St. Francis was known for his care of lepers. And what I find so powerful about that is how St. Francis refused to be guided by his disgust response. Listen, if you are a heterosexual Christian I wouldn't be surprised if you found images of gay sex to be a bit disgusting. There is a reason you are heterosexual after all. And that isn't any different to how gay persons feel about straight sex. That's a part of why they are gay.
My point here is that feelings of disgust, even if they do exist, aren't really relevant.
To be sure, some will suggest that leprosy isn't a moral issue, so there's no equivalence in this comparison between Francis and Anyabwile. But that would be missing the point that leprosy in both Jesus's and Francis's day was associated with immorality, sin and wickedness.

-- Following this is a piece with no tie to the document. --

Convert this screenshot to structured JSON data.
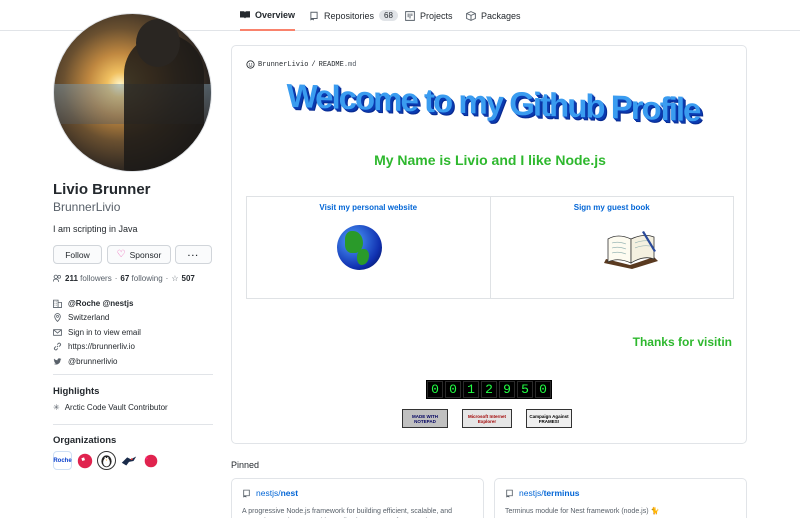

So in light of all that, soak in the witness of St. Francis given what you've read from Anyabwile. Francis's transformative encounter with the lepers as recounted in Danial Spoto's biography:
Making his way slowly north from Rome on foot, [Francis] came upon a colony of lepers. Many such communities existed, most of them in isolated rural areas. Lepers were considered legally dead; they had no rights under the law...Having read that, who seems more like Jesus to you?
People with hideous deformities were required to live among themselves, were forbidden to enter towns or cities, and were prevented from making any contact with the rest of society. If they limped along the road or came close to town to beg, they had to cover themselves with their pathetic rags, which did little to stifle the appalling stench emanating from suppurating wounds; they were also required by law to sound a clapper or a bell to warn of their proximity. Everyone kept a distance from lepers, for their condition was considered both highly contagious and a sign of dreadful sinfulness.
...Like everyone else, Francis would never come too near to them; if passerby had a few coins or some bread to spare, they flung the offering from what was considered a safe distance.
But this time the encounter was very different...[Francis] did not flee in horror as before, but instead approached one of the most lame and pathetic of the group. With no money to give and no food to share--for he, too, was now reduced to begging--Francis knelt down and gave what he could: an embrace...Francis would almost certainly have remembered the New Testament accounts in which Jesus healed a leper. "Moved with pity, Jesus stretched out his hand and touched him," which must have shocked bystanders as much as the cure itself.
With this single act of charity, Francis was apparently transformed, for when he returned to Umbria he not only resumed his restoration of [the church of] San Domiano but also began to nurse lepers, a task rarely undertaken by anyone. This involved not only begging food on their behalf and feeding them, but carrying them to a nearby brook or stream to wash their sores. "For God's sake, he served all of them with great love. He washed all the filth from them, and even cleaned out the pus of their sores." His care, in other words, meant more than merely not showing revulsion. It meant a willingness to be with them precisely because they were outcast...
The one who shelved his disgust and led others to do the same?
Or the one trying to get you to gag?